### Required action
The response must consist of all the records, retyped exactly.

### Extracted material
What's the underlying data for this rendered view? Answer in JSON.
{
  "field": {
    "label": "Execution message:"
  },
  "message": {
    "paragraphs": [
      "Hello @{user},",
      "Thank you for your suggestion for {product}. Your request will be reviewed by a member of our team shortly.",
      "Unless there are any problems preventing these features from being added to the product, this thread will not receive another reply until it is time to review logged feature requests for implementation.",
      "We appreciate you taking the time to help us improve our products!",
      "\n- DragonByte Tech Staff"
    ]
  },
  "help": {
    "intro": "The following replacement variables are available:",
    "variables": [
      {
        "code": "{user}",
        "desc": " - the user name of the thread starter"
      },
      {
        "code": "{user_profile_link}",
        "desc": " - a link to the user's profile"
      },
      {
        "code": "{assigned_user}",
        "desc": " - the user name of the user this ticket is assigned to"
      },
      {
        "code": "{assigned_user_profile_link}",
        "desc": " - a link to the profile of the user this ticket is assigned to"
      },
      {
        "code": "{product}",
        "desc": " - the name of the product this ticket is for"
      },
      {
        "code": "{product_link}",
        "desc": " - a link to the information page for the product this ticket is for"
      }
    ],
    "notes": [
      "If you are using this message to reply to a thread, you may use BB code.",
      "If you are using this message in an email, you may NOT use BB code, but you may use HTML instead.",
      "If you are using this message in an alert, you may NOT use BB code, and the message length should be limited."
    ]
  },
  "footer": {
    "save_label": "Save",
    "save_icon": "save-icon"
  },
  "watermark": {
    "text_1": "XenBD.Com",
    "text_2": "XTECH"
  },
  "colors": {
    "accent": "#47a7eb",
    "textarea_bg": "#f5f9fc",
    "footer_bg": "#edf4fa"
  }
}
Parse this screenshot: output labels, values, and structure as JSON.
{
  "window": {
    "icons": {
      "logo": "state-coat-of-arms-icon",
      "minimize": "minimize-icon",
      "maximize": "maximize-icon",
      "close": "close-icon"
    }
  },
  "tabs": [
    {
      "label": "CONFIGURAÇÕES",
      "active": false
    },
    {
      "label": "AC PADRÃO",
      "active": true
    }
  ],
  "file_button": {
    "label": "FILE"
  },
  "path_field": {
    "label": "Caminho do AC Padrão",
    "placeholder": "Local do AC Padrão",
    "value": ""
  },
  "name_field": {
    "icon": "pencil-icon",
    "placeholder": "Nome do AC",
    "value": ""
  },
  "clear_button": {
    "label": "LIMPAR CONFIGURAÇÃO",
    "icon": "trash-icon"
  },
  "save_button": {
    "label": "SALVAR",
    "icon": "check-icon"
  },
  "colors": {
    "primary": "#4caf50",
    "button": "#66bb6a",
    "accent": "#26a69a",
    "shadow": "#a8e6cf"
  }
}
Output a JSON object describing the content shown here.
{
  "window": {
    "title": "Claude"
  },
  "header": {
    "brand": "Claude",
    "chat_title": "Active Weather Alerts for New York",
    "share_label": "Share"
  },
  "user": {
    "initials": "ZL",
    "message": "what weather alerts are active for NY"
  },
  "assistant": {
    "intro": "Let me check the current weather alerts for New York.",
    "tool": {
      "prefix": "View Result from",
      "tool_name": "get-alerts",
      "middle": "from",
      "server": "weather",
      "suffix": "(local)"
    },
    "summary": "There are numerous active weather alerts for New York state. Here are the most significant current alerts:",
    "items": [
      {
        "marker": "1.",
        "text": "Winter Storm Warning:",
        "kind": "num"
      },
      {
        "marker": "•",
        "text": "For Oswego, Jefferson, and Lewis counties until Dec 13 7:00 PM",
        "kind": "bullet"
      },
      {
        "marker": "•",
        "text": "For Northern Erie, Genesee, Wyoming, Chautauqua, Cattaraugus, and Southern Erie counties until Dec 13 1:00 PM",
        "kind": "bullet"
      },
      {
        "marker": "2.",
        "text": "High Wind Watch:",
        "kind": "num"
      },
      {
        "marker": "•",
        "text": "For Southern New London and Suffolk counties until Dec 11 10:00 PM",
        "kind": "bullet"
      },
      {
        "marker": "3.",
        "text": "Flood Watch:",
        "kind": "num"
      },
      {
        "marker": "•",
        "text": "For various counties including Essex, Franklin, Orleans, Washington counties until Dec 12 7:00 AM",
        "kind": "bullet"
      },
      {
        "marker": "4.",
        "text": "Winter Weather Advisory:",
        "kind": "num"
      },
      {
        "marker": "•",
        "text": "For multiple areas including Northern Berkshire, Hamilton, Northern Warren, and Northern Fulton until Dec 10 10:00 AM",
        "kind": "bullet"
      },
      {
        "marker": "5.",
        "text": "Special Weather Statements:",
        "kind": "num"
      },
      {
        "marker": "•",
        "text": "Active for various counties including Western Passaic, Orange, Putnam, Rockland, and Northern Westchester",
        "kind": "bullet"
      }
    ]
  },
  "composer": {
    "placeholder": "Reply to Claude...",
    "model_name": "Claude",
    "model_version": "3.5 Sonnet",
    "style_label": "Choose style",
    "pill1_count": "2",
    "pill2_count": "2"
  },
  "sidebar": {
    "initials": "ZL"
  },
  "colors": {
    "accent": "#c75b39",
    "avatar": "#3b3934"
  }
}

### Task result
What's the underlying data for this rendered view? Answer in JSON.
{
  "field": {
    "label": "Execution message:"
  },
  "message": {
    "paragraphs": [
      "Hello @{user},",
      "Thank you for your suggestion for {product}. Your request will be reviewed by a member of our team shortly.",
      "Unless there are any problems preventing these features from being added to the product, this thread will not receive another reply until it is time to review logged feature requests for implementation.",
      "We appreciate you taking the time to help us improve our products!",
      "\n- DragonByte Tech Staff"
    ]
  },
  "help": {
    "intro": "The following replacement variables are available:",
    "variables": [
      {
        "code": "{user}",
        "desc": " - the user name of the thread starter"
      },
      {
        "code": "{user_profile_link}",
        "desc": " - a link to the user's profile"
      },
      {
        "code": "{assigned_user}",
        "desc": " - the user name of the user this ticket is assigned to"
      },
      {
        "code": "{assigned_user_profile_link}",
        "desc": " - a link to the profile of the user this ticket is assigned to"
      },
      {
        "code": "{product}",
        "desc": " - the name of the product this ticket is for"
      },
      {
        "code": "{product_link}",
        "desc": " - a link to the information page for the product this ticket is for"
      }
    ],
    "notes": [
      "If you are using this message to reply to a thread, you may use BB code.",
      "If you are using this message in an email, you may NOT use BB code, but you may use HTML instead.",
      "If you are using this message in an alert, you may NOT use BB code, and the message length should be limited."
    ]
  },
  "footer": {
    "save_label": "Save",
    "save_icon": "save-icon"
  },
  "watermark": {
    "text_1": "XenBD.Com",
    "text_2": "XTECH"
  },
  "colors": {
    "accent": "#47a7eb",
    "textarea_bg": "#f5f9fc",
    "footer_bg": "#edf4fa"
  }
}
Parse this screenshot: output labels, values, and structure as JSON.
{
  "window": {
    "icons": {
      "logo": "state-coat-of-arms-icon",
      "minimize": "minimize-icon",
      "maximize": "maximize-icon",
      "close": "close-icon"
    }
  },
  "tabs": [
    {
      "label": "CONFIGURAÇÕES",
      "active": false
    },
    {
      "label": "AC PADRÃO",
      "active": true
    }
  ],
  "file_button": {
    "label": "FILE"
  },
  "path_field": {
    "label": "Caminho do AC Padrão",
    "placeholder": "Local do AC Padrão",
    "value": ""
  },
  "name_field": {
    "icon": "pencil-icon",
    "placeholder": "Nome do AC",
    "value": ""
  },
  "clear_button": {
    "label": "LIMPAR CONFIGURAÇÃO",
    "icon": "trash-icon"
  },
  "save_button": {
    "label": "SALVAR",
    "icon": "check-icon"
  },
  "colors": {
    "primary": "#4caf50",
    "button": "#66bb6a",
    "accent": "#26a69a",
    "shadow": "#a8e6cf"
  }
}
Output a JSON object describing the content shown here.
{
  "window": {
    "title": "Claude"
  },
  "header": {
    "brand": "Claude",
    "chat_title": "Active Weather Alerts for New York",
    "share_label": "Share"
  },
  "user": {
    "initials": "ZL",
    "message": "what weather alerts are active for NY"
  },
  "assistant": {
    "intro": "Let me check the current weather alerts for New York.",
    "tool": {
      "prefix": "View Result from",
      "tool_name": "get-alerts",
      "middle": "from",
      "server": "weather",
      "suffix": "(local)"
    },
    "summary": "There are numerous active weather alerts for New York state. Here are the most significant current alerts:",
    "items": [
      {
        "marker": "1.",
        "text": "Winter Storm Warning:",
        "kind": "num"
      },
      {
        "marker": "•",
        "text": "For Oswego, Jefferson, and Lewis counties until Dec 13 7:00 PM",
        "kind": "bullet"
      },
      {
        "marker": "•",
        "text": "For Northern Erie, Genesee, Wyoming, Chautauqua, Cattaraugus, and Southern Erie counties until Dec 13 1:00 PM",
        "kind": "bullet"
      },
      {
        "marker": "2.",
        "text": "High Wind Watch:",
        "kind": "num"
      },
      {
        "marker": "•",
        "text": "For Southern New London and Suffolk counties until Dec 11 10:00 PM",
        "kind": "bullet"
      },
      {
        "marker": "3.",
        "text": "Flood Watch:",
        "kind": "num"
      },
      {
        "marker": "•",
        "text": "For various counties including Essex, Franklin, Orleans, Washington counties until Dec 12 7:00 AM",
        "kind": "bullet"
      },
      {
        "marker": "4.",
        "text": "Winter Weather Advisory:",
        "kind": "num"
      },
      {
        "marker": "•",
        "text": "For multiple areas including Northern Berkshire, Hamilton, Northern Warren, and Northern Fulton until Dec 10 10:00 AM",
        "kind": "bullet"
      },
      {
        "marker": "5.",
        "text": "Special Weather Statements:",
        "kind": "num"
      },
      {
        "marker": "•",
        "text": "Active for various counties including Western Passaic, Orange, Putnam, Rockland, and Northern Westchester",
        "kind": "bullet"
      }
    ]
  },
  "composer": {
    "placeholder": "Reply to Claude...",
    "model_name": "Claude",
    "model_version": "3.5 Sonnet",
    "style_label": "Choose style",
    "pill1_count": "2",
    "pill2_count": "2"
  },
  "sidebar": {
    "initials": "ZL"
  },
  "colors": {
    "accent": "#c75b39",
    "avatar": "#3b3934"
  }
}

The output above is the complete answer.